The cave floods periodically so the big heavy doors are necessary to keep debris from filling it back up. The top slit is for the bats to come and go.

Art work

They had appropriated dollars for artwork on their visitor center. Bats were the theme.

Art installation

White Nose Syndrome has reached Mystery Cave.  It disturbs the bats hibernation so they are weakened and die before their food sources are available. We were disinfected before and after the tour so as not to spread it. Maybe 25% of the population will survive.

Forgotten Forestville

We didn't tour the forgotten town but it look like fun things for kids and lots of history.

Deep Sinkhole

The naturalist programs at the park included a Sink Hole hike at Cherry Grove SNA.

The Karst topography is one of the things that makes the driftless area unique. Sinkholes and caves are common because the glaciers did not cover the landscape filling in the with drift and rubble.

Periodically sinkholes just appear as the water seeps through the limestone below dissolving the foundation. This creates caves, springs and just plain big holes in the ground that seam to go nowhere.

We also learned about Squirrels, from Grey Squirrels, Flying Squirrels and my favorite Chipmunks or ground squirrels.

A little know fact the Minnesota Gophers team mascot if actually a squirrel.

Go Squirrels!

Wednesday, June 7, 2017

Pet Peeves

We all like to enjoy the park, but when it comes to some people and their pets that's my pet peeve.

They think they are doing their duty of bagging the pets waste but when it comes to taking real responsibility and taking it with them out of the park they drop the ball or bag.

Here's a bag from the parking lot, presummably secretly dropped before getting in their car. Park staff often finds these little gift bags also left by the vault toliet doors or worse yet dropped into the toliet only to have to be fished out by employees. Yes it's a dirty job.

Because the state parks are what you bring in you take out for the day users. There are no public trash cans for that morning cup of coffee, fast food bags or the poo from your pooch. Well, enough about responsible pet ownership.

To commemorate this blog and thank the people who deal with alot of shit day in and day out, I created some cupcakes under the theme "What kinda scat is that?".

This poos for you hard working folks at Perrot State Park.

Tuesday, May 30, 2017

A TRIP to the past

Village of Trempealeau, Wisconsin

There's a new view in town.

Walk the remnants of the three Mississippian platform mounds along the Little Bluff Mounds Trail.


New Trail Dedication Sunday, June 4

See the past come alive. Learn about those who came before us. From early settlers of Trempealeau to the Cahokia civilization down the river.

Trail Head Main Street

Kiosk Information
Read all about it

Be sure to visit the Library and Perrot State Park too!

Join in the dedication of the Little Bluff Mounds Trail on Sunday, June 4 at the Main Street kiosk.
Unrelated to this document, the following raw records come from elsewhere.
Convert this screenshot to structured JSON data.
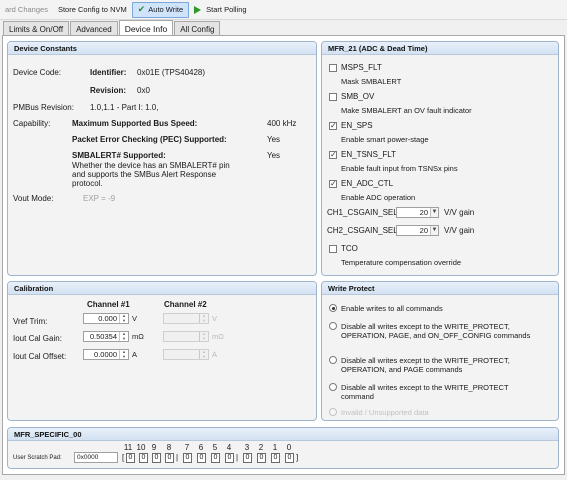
{
  "toolbar": {
    "discard_label": "ard Changes",
    "store_label": "Store Config to NVM",
    "auto_write_label": "Auto Write",
    "start_polling_label": "Start Polling"
  },
  "tabs": [
    "Limits & On/Off",
    "Advanced",
    "Device Info",
    "All Config"
  ],
  "device_constants": {
    "title": "Device Constants",
    "device_code_label": "Device Code:",
    "identifier_label": "Identifier:",
    "identifier_value": "0x01E (TPS40428)",
    "revision_label": "Revision:",
    "revision_value": "0x0",
    "pmbus_revision_label": "PMBus Revision:",
    "pmbus_revision_value": "1.0,1.1 - Part I: 1.0,",
    "capability_label": "Capability:",
    "max_bus_speed_label": "Maximum Supported Bus Speed:",
    "max_bus_speed_value": "400 kHz",
    "pec_label": "Packet Error Checking (PEC) Supported:",
    "pec_value": "Yes",
    "smbalert_label": "SMBALERT# Supported:",
    "smbalert_value": "Yes",
    "smbalert_desc_1": "Whether the device has an SMBALERT# pin",
    "smbalert_desc_2": "and supports the SMBus Alert Response",
    "smbalert_desc_3": "protocol.",
    "vout_mode_label": "Vout Mode:",
    "vout_mode_value": "EXP = -9"
  },
  "mfr21": {
    "title": "MFR_21 (ADC & Dead Time)",
    "items": [
      {
        "label": "MSPS_FLT",
        "desc": "Mask SMBALERT",
        "checked": false
      },
      {
        "label": "SMB_OV",
        "desc": "Make SMBALERT an OV fault indicator",
        "checked": false
      },
      {
        "label": "EN_SPS",
        "desc": "Enable smart power-stage",
        "checked": true
      },
      {
        "label": "EN_TSNS_FLT",
        "desc": "Enable fault input from TSNSx pins",
        "checked": true
      },
      {
        "label": "EN_ADC_CTL",
        "desc": "Enable ADC operation",
        "checked": true
      }
    ],
    "ch1_label": "CH1_CSGAIN_SEL:",
    "ch1_value": "20",
    "ch1_unit": "V/V gain",
    "ch2_label": "CH2_CSGAIN_SEL:",
    "ch2_value": "20",
    "ch2_unit": "V/V gain",
    "tco_label": "TCO",
    "tco_desc": "Temperature compensation override",
    "tco_checked": false
  },
  "calibration": {
    "title": "Calibration",
    "channel1_header": "Channel #1",
    "channel2_header": "Channel #2",
    "rows": [
      {
        "label": "Vref Trim:",
        "ch1": "0.000",
        "ch2": "",
        "unit": "V"
      },
      {
        "label": "Iout Cal Gain:",
        "ch1": "0.50354",
        "ch2": "",
        "unit": "mΩ"
      },
      {
        "label": "Iout Cal Offset:",
        "ch1": "0.0000",
        "ch2": "",
        "unit": "A"
      }
    ]
  },
  "write_protect": {
    "title": "Write Protect",
    "options": [
      {
        "line1": "Enable writes to all commands",
        "line2": "",
        "selected": true
      },
      {
        "line1": "Disable all writes except to the WRITE_PROTECT,",
        "line2": "OPERATION, PAGE, and ON_OFF_CONFIG commands",
        "selected": false
      },
      {
        "line1": "Disable all writes except to the WRITE_PROTECT,",
        "line2": "OPERATION, and PAGE commands",
        "selected": false
      },
      {
        "line1": "Disable all writes except to the WRITE_PROTECT",
        "line2": "command",
        "selected": false
      },
      {
        "line1": "Invalid / Unsupported data",
        "line2": "",
        "selected": false
      }
    ]
  },
  "mfr_specific": {
    "title": "MFR_SPECIFIC_00",
    "scratch_label": "User Scratch Pad:",
    "scratch_value": "0x0000",
    "bits": [
      "11",
      "10",
      "9",
      "8",
      "7",
      "6",
      "5",
      "4",
      "3",
      "2",
      "1",
      "0"
    ],
    "bit_values": [
      "0",
      "0",
      "0",
      "0",
      "0",
      "0",
      "0",
      "0",
      "0",
      "0",
      "0",
      "0"
    ]
  }
}
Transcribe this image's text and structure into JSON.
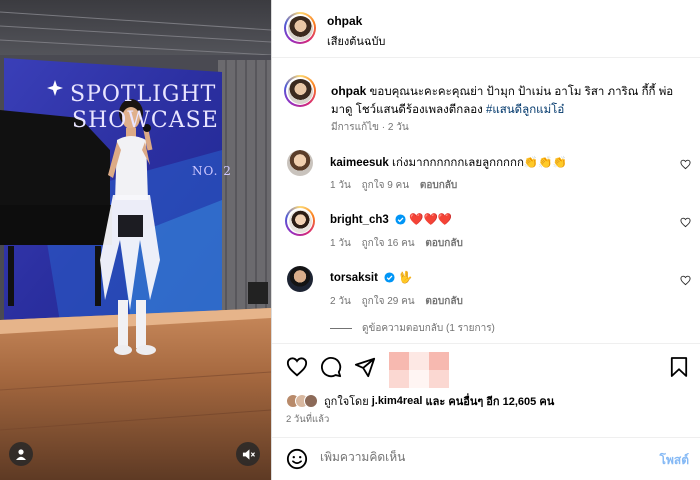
{
  "post": {
    "author": "ohpak",
    "audio_label": "เสียงต้นฉบับ",
    "banner_line1": "SPOTLIGHT",
    "banner_line2": "SHOWCASE",
    "banner_no": "NO. 2"
  },
  "caption": {
    "username": "ohpak",
    "text": "ขอบคุณนะคะคะคุณย่า ป้ามุก ป้าเม่น อาโม ริสา ภาริณ กี้กี้ พ่อ มาดู โชว์แสนดีร้องเพลงตีกลอง",
    "hashtag": "#แสนดีลูกแม่โอ๋",
    "meta": "มีการแก้ไข · 2 วัน"
  },
  "comments": [
    {
      "username": "kaimeesuk",
      "text": "เก่งมากกกกกกเลยลูกกกกก👏👏👏",
      "time": "1 วัน",
      "likes": "ถูกใจ 9 คน",
      "reply": "ตอบกลับ",
      "verified": false
    },
    {
      "username": "bright_ch3",
      "text": "❤️❤️❤️",
      "time": "1 วัน",
      "likes": "ถูกใจ 16 คน",
      "reply": "ตอบกลับ",
      "verified": true
    },
    {
      "username": "torsaksit",
      "text": "🖖",
      "time": "2 วัน",
      "likes": "ถูกใจ 29 คน",
      "reply": "ตอบกลับ",
      "verified": true
    }
  ],
  "view_replies": "ดูข้อความตอบกลับ (1 รายการ)",
  "likes": {
    "prefix": "ถูกใจโดย",
    "user": "j.kim4real",
    "middle": "และ",
    "others": "คนอื่นๆ อีก 12,605 คน"
  },
  "posted_time": "2 วันที่แล้ว",
  "comment_input": {
    "placeholder": "เพิ่มความคิดเห็น",
    "post_label": "โพสต์"
  },
  "colors": {
    "link": "#00376b",
    "verified": "#0095f6",
    "post_button": "#85b9f5",
    "muted": "#737373"
  },
  "icons": [
    "heart-icon",
    "comment-icon",
    "share-icon",
    "bookmark-icon",
    "emoji-icon",
    "user-tag-icon",
    "mute-icon",
    "verified-badge-icon"
  ]
}
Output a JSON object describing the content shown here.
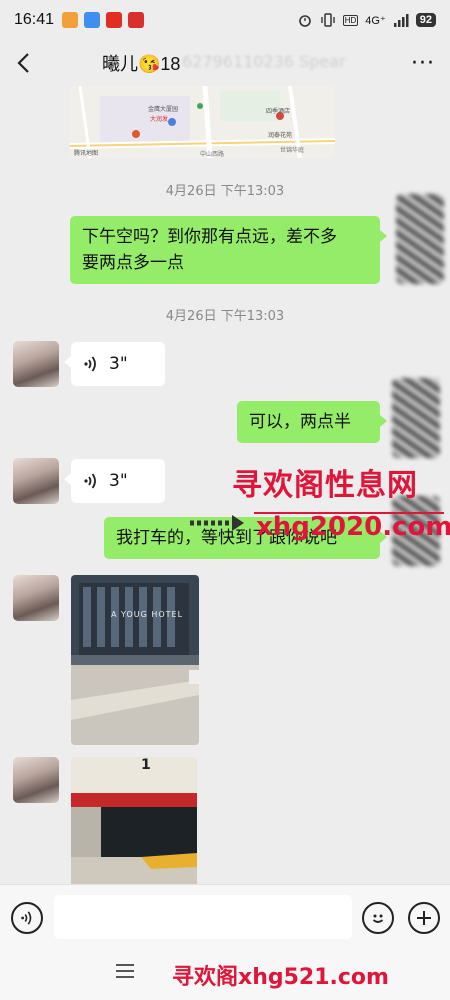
{
  "status_bar": {
    "time": "16:41",
    "network": "4G⁺",
    "hd": "HD",
    "battery": "92"
  },
  "header": {
    "title": "曦儿😘18",
    "title_blurred": "62796110236 Spear",
    "more": "···"
  },
  "map_card": {
    "labels": [
      "金鹰大厦园",
      "大润发",
      "四季酒店",
      "润泰花苑",
      "腾讯地图",
      "中山西路",
      "世锦华庭"
    ]
  },
  "messages": [
    {
      "type": "timestamp",
      "text": "4月26日 下午13:03"
    },
    {
      "type": "text",
      "side": "me",
      "lines": [
        "下午空吗？到你那有点远，差不多",
        "要两点多一点"
      ]
    },
    {
      "type": "timestamp",
      "text": "4月26日 下午13:03"
    },
    {
      "type": "voice",
      "side": "other",
      "duration": "3\""
    },
    {
      "type": "text",
      "side": "me",
      "lines": [
        "可以，两点半"
      ]
    },
    {
      "type": "voice",
      "side": "other",
      "duration": "3\""
    },
    {
      "type": "text",
      "side": "me",
      "lines": [
        "我打车的，等快到了跟你说吧"
      ]
    },
    {
      "type": "image",
      "side": "other",
      "alt": "building-street-photo",
      "sign_text": "A YOUG HOTEL"
    },
    {
      "type": "image",
      "side": "other",
      "alt": "store-entrance-photo",
      "sign_text": "1"
    }
  ],
  "watermarks": {
    "top_cn": "寻欢阁性息网",
    "top_url": "xhg2020.com",
    "bottom": "寻欢阁xhg521.com"
  },
  "input_bar": {
    "placeholder": "",
    "value": ""
  },
  "colors": {
    "my_bubble": "#95ec69",
    "other_bubble": "#ffffff",
    "background": "#ededed",
    "watermark_red": "#e0153a"
  }
}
The public is invited to the ribbon cutting ceremony and tour beginning at Noon until 2pm.

Sponsored by the Friends of the Little Bluff Mounds.

Any Questions contact Mary Reber 608-534-0020.

Information along the way.
Learn what's below the surface

Platform view
Knowing our place